*** Begin section ***

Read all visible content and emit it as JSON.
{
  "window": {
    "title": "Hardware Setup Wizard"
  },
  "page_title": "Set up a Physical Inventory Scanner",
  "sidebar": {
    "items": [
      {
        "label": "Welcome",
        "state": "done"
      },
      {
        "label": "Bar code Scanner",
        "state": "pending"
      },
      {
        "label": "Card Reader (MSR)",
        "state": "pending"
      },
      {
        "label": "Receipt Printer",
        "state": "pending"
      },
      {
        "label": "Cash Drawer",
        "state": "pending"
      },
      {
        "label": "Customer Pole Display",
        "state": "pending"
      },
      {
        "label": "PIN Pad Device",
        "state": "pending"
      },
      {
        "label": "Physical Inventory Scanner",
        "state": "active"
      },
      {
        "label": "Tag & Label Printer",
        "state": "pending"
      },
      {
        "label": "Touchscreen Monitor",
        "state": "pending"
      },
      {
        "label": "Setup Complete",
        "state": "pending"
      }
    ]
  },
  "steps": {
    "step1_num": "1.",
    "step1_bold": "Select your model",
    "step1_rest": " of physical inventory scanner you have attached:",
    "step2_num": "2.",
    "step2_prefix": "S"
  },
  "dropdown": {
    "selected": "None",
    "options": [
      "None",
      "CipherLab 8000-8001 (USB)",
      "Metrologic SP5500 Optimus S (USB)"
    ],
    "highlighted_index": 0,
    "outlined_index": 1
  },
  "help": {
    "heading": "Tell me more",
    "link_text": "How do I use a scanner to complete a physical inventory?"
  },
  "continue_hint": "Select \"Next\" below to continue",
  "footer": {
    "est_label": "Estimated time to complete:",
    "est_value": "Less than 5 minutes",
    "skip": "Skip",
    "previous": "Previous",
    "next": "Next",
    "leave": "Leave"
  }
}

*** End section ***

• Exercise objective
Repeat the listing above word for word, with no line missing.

• Exercise solution
Read all visible content and emit it as JSON.
{
  "window": {
    "title": "Hardware Setup Wizard"
  },
  "page_title": "Set up a Physical Inventory Scanner",
  "sidebar": {
    "items": [
      {
        "label": "Welcome",
        "state": "done"
      },
      {
        "label": "Bar code Scanner",
        "state": "pending"
      },
      {
        "label": "Card Reader (MSR)",
        "state": "pending"
      },
      {
        "label": "Receipt Printer",
        "state": "pending"
      },
      {
        "label": "Cash Drawer",
        "state": "pending"
      },
      {
        "label": "Customer Pole Display",
        "state": "pending"
      },
      {
        "label": "PIN Pad Device",
        "state": "pending"
      },
      {
        "label": "Physical Inventory Scanner",
        "state": "active"
      },
      {
        "label": "Tag & Label Printer",
        "state": "pending"
      },
      {
        "label": "Touchscreen Monitor",
        "state": "pending"
      },
      {
        "label": "Setup Complete",
        "state": "pending"
      }
    ]
  },
  "steps": {
    "step1_num": "1.",
    "step1_bold": "Select your model",
    "step1_rest": " of physical inventory scanner you have attached:",
    "step2_num": "2.",
    "step2_prefix": "S"
  },
  "dropdown": {
    "selected": "None",
    "options": [
      "None",
      "CipherLab 8000-8001 (USB)",
      "Metrologic SP5500 Optimus S (USB)"
    ],
    "highlighted_index": 0,
    "outlined_index": 1
  },
  "help": {
    "heading": "Tell me more",
    "link_text": "How do I use a scanner to complete a physical inventory?"
  },
  "continue_hint": "Select \"Next\" below to continue",
  "footer": {
    "est_label": "Estimated time to complete:",
    "est_value": "Less than 5 minutes",
    "skip": "Skip",
    "previous": "Previous",
    "next": "Next",
    "leave": "Leave"
  }
}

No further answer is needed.